Not sure if this is happening. Also, residents are concerned that if these sites are located near a newer or larger main, the test results may not reflect homes off a smaller or older main. Likewise, if distribution sites off these aging mains have newer plumbing, the tests may not reflect homes with older plumbing on the same main.
Residents want assurance that Public Works is getting a true representation of its water quality in all our neighborhoods and this detailed information needs to be publicly available on the City's website.
-Residents have seen an increase of flushing & testing at the hydrants this year. We'd like to know why this has increased and are asking for transparency regarding these tests & results.
5. Residents want to better understand the 7 "priority" projects selected from the 2019 Master Water Plan:
Our understanding is that there are 10 projects recommended in the 2019 Master Water Plan, in addition to the recommendation to replace the deteriorating 4-6" water mains. The 7 priority projects do not include the replacement of most of these aging 4"-6" mains. What is the time frame for these 7 priority projects? Residents want to know how the City intends to continue using these mains that have reached their maximum life expectancy but are not planned to be replaced. How much longer does the City intend to keep these 115 year old mains in use?
6. Residents want accountability & a plan:
Residents want an account of WHY funding has not been set-aside over the years for these necessary infrastructure repairs & replacements. It is irresponsible that, for decades, the City of Sycamore has not addressed their aging infrastructure. Residents expect accountability and a plan to move forward for the health & safety of the entire community. We've primarily been concerned about neighborhoods in the original and earliest additions, with mains over 100 years old. However, it's important to note that water main extensions added to neighborhoods built in the 1940s & 50s are approaching 70-80 years of operation and are reaching their end of usefulness as well.
The 2019 Master Water Plan says that "more than 45% of the City's distribution system is 50 years or older" (Page 3-3). The problem of aging infrastructure is not isolated to Sycamore. Across America, towns & cities are facing similar challenges. Funding options should be discussed and acted upon.
-The EPA has established the WIFIA program that “accelerates investment in our nation’s water infrastructure by providing long-term, low-cost supplemental loans for regionally and nationally significant projects.” (https://www.epa.gov/wifia)
-There’s also the SWIFIA program: “The State infrastructure financing authority WIFIA (SWIFIA) program, authorized by Congress in section 4201 of America’s Water Infrastructure Act (AWIA) of 2018, is a new loan program exclusively for State infrastructure financing authority borrowers.” (https://www.epa.gov/wifia/what-swifia) List of Concerns Regarding Sycamore’s City Water Citizens for Clean Water Sycamore, IL

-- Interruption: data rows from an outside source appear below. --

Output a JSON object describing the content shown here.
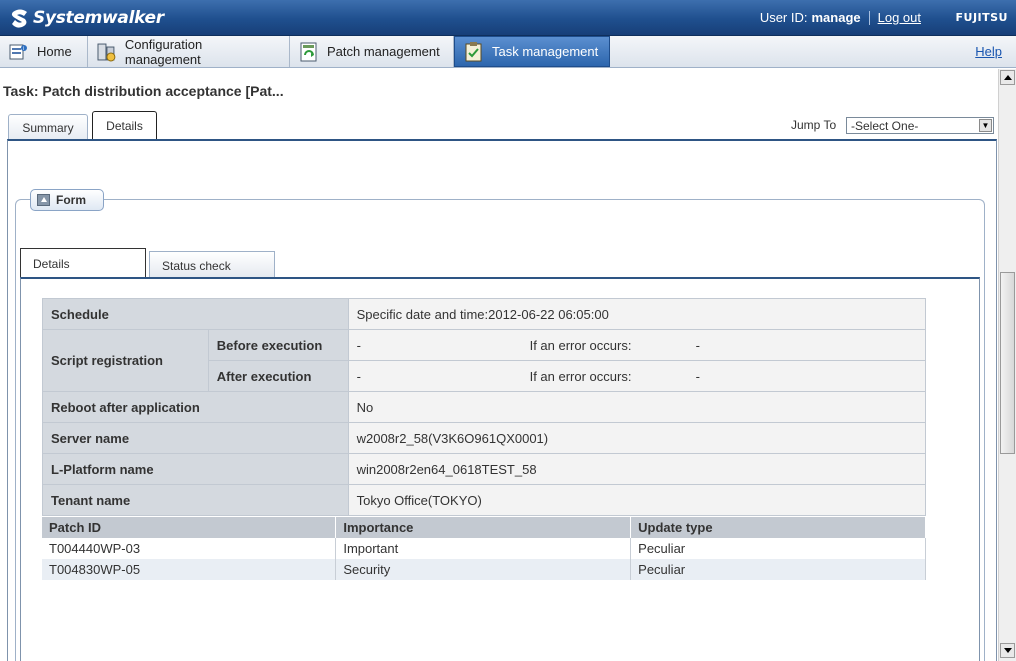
{
  "header": {
    "product_name": "Systemwalker",
    "user_id_label": "User ID:",
    "user_id_value": "manage",
    "logout_label": "Log out",
    "brand": "FUJITSU"
  },
  "nav": {
    "tabs": [
      {
        "label": "Home",
        "icon": "home-icon"
      },
      {
        "label": "Configuration management",
        "icon": "configuration-icon"
      },
      {
        "label": "Patch management",
        "icon": "patch-icon"
      },
      {
        "label": "Task management",
        "icon": "task-icon",
        "active": true
      }
    ],
    "help_label": "Help"
  },
  "page": {
    "title": "Task: Patch distribution acceptance [Pat...",
    "tabs": [
      {
        "label": "Summary"
      },
      {
        "label": "Details",
        "active": true
      }
    ],
    "jump_to_label": "Jump To",
    "jump_to_value": "-Select One-"
  },
  "form": {
    "legend": "Form",
    "tabs": [
      {
        "label": "Details",
        "active": true
      },
      {
        "label": "Status check"
      }
    ],
    "details": {
      "schedule_label": "Schedule",
      "schedule_value": "Specific date and time:2012-06-22 06:05:00",
      "script_registration_label": "Script registration",
      "before_execution_label": "Before execution",
      "before_execution_value": "-",
      "before_error_label": "If an error occurs:",
      "before_error_value": "-",
      "after_execution_label": "After execution",
      "after_execution_value": "-",
      "after_error_label": "If an error occurs:",
      "after_error_value": "-",
      "reboot_label": "Reboot after application",
      "reboot_value": "No",
      "server_name_label": "Server name",
      "server_name_value": "w2008r2_58(V3K6O961QX0001)",
      "lplatform_label": "L-Platform name",
      "lplatform_value": "win2008r2en64_0618TEST_58",
      "tenant_label": "Tenant name",
      "tenant_value": "Tokyo Office(TOKYO)"
    },
    "patches": {
      "columns": [
        "Patch ID",
        "Importance",
        "Update type"
      ],
      "rows": [
        [
          "T004440WP-03",
          "Important",
          "Peculiar"
        ],
        [
          "T004830WP-05",
          "Security",
          "Peculiar"
        ]
      ]
    }
  },
  "colors": {
    "banner": "#1f4f8e",
    "active_nav": "#2d66ad",
    "label_cell": "#d4d9df",
    "value_cell": "#f3f3f3"
  }
}
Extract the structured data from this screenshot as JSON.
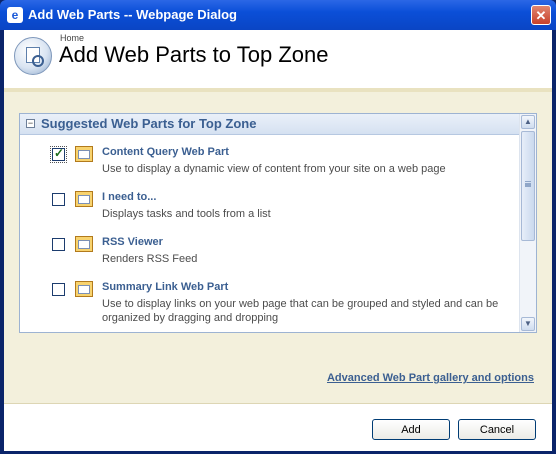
{
  "window": {
    "title": "Add Web Parts -- Webpage Dialog",
    "title_icon": "e",
    "close_glyph": "✕"
  },
  "header": {
    "breadcrumb": "Home",
    "title": "Add Web Parts to Top Zone"
  },
  "list": {
    "header": "Suggested Web Parts for Top Zone",
    "collapse_glyph": "−",
    "items": [
      {
        "title": "Content Query Web Part",
        "description": "Use to display a dynamic view of content from your site on a web page",
        "checked": true
      },
      {
        "title": "I need to...",
        "description": "Displays tasks and tools from a list",
        "checked": false
      },
      {
        "title": "RSS Viewer",
        "description": "Renders RSS Feed",
        "checked": false
      },
      {
        "title": "Summary Link Web Part",
        "description": "Use to display links on your web page that can be grouped and styled and can be organized by dragging and dropping",
        "checked": false
      }
    ],
    "check_glyph": "✓",
    "scroll_up_glyph": "▲",
    "scroll_down_glyph": "▼"
  },
  "links": {
    "gallery": "Advanced Web Part gallery and options"
  },
  "footer": {
    "add_label": "Add",
    "cancel_label": "Cancel"
  }
}
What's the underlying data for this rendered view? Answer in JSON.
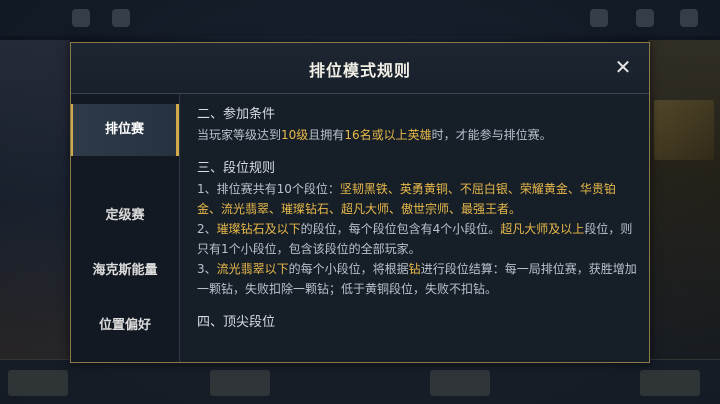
{
  "dialog": {
    "title": "排位模式规则",
    "close_glyph": "✕"
  },
  "sidebar": {
    "items": [
      {
        "label": "排位赛",
        "active": true
      },
      {
        "label": "定级赛",
        "active": false
      },
      {
        "label": "海克斯能量",
        "active": false
      },
      {
        "label": "位置偏好",
        "active": false
      }
    ]
  },
  "content": {
    "section2": {
      "title": "二、参加条件",
      "p1": {
        "t1": "当玩家等级达到",
        "h1": "10级",
        "t2": "且拥有",
        "h2": "16名或以上英雄",
        "t3": "时，才能参与排位赛。"
      }
    },
    "section3": {
      "title": "三、段位规则",
      "p1": {
        "t1": "1、排位赛共有10个段位：",
        "h1": "坚韧黑铁、英勇黄铜、不屈白银、荣耀黄金、华贵铂金、流光翡翠、璀璨钻石、超凡大师、傲世宗师、最强王者。"
      },
      "p2": {
        "t1": "2、",
        "h1": "璀璨钻石及以下",
        "t2": "的段位，每个段位包含有4个小段位。",
        "h2": "超凡大师及以上",
        "t3": "段位，则只有1个小段位，包含该段位的全部玩家。"
      },
      "p3": {
        "t1": "3、",
        "h1": "流光翡翠以下",
        "t2": "的每个小段位，将根据",
        "h2": "钻",
        "t3": "进行段位结算：每一局排位赛，获胜增加一颗钻，失败扣除一颗钻；低于黄铜段位，失败不扣钻。"
      }
    },
    "section4": {
      "title": "四、顶尖段位"
    }
  },
  "colors": {
    "highlight": "#e8b94a",
    "border_gold": "#8a7a4a",
    "panel_bg": "#161e28"
  },
  "icons": {
    "close": "close-icon"
  }
}
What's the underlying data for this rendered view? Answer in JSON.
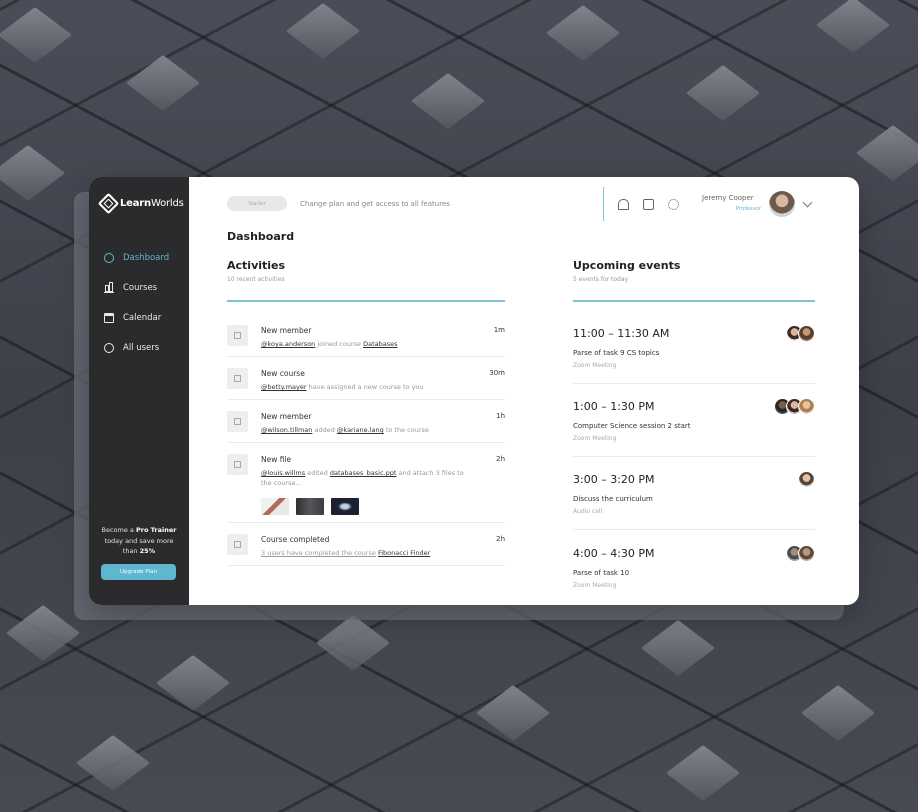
{
  "brand": {
    "name_bold": "Learn",
    "name_light": "Worlds"
  },
  "sidebar": {
    "items": [
      {
        "label": "Dashboard",
        "icon": "dashboard-icon",
        "active": true
      },
      {
        "label": "Courses",
        "icon": "bar-chart-icon",
        "active": false
      },
      {
        "label": "Calendar",
        "icon": "calendar-icon",
        "active": false
      },
      {
        "label": "All users",
        "icon": "user-circle-icon",
        "active": false
      }
    ],
    "promo": {
      "line1": "Become a",
      "highlight": "Pro Trainer",
      "line2": "today and save more",
      "line3": "than",
      "percent": "25%"
    },
    "upgrade_label": "Upgrade Plan"
  },
  "topbar": {
    "plan_pill": "Starter",
    "plan_text": "Change plan and get access to all features",
    "user_name": "Jeremy Cooper",
    "user_role": "Professor"
  },
  "page_title": "Dashboard",
  "activities": {
    "title": "Activities",
    "subtitle": "10 recent activities",
    "items": [
      {
        "title": "New member",
        "time": "1m",
        "user": "@koya.anderson",
        "verb": "joined course",
        "target": "Databases",
        "tail": ""
      },
      {
        "title": "New course",
        "time": "30m",
        "user": "@betty.mayer",
        "verb": "have assigned a new course to you",
        "target": "",
        "tail": ""
      },
      {
        "title": "New member",
        "time": "1h",
        "user": "@wilson.tillman",
        "verb": "added",
        "target": "@kariane.lang",
        "tail": "to the course"
      },
      {
        "title": "New file",
        "time": "2h",
        "user": "@louis.willms",
        "verb": "edited",
        "target": "databases_basic.ppt",
        "tail": "and attach 3 files to the course..."
      },
      {
        "title": "Course completed",
        "time": "2h",
        "user": "3 users have completed the course",
        "verb": "",
        "target": "Fibonacci Finder",
        "tail": ""
      }
    ]
  },
  "events": {
    "title": "Upcoming events",
    "subtitle": "5 events for today",
    "items": [
      {
        "time": "11:00 – 11:30 AM",
        "title": "Parse of task 9 CS topics",
        "type": "Zoom Meeting"
      },
      {
        "time": "1:00 – 1:30 PM",
        "title": "Computer Science session 2 start",
        "type": "Zoom Meeting"
      },
      {
        "time": "3:00 – 3:20 PM",
        "title": "Discuss the curriculum",
        "type": "Audio call"
      },
      {
        "time": "4:00 – 4:30 PM",
        "title": "Parse of task 10",
        "type": "Zoom Meeting"
      }
    ]
  },
  "colors": {
    "accent": "#5fb7cf",
    "sidebar_bg": "#2b2b2d",
    "background": "#44474f"
  }
}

1. Water quality has been deteriorating over the last several years in many of our older neighborhoods. Conversations with the City have not provided the confidence that this foul water is, indeed, safe. Additional research has uncovered many questions about infrastructure & testing that the City has yet to answer.
2. Residents have been told for years to replace their hot water heater, indoor plumbing, and service line. More and more residents have invested thousands of dollars in these upgrades and still the water remains just as horrible. Public Works cannot continue to cast blame entirely on the homeowner for these water issues. The City needs to take responsibility for their infrastructure.
– Citizens for Clean Water Sycamore, IL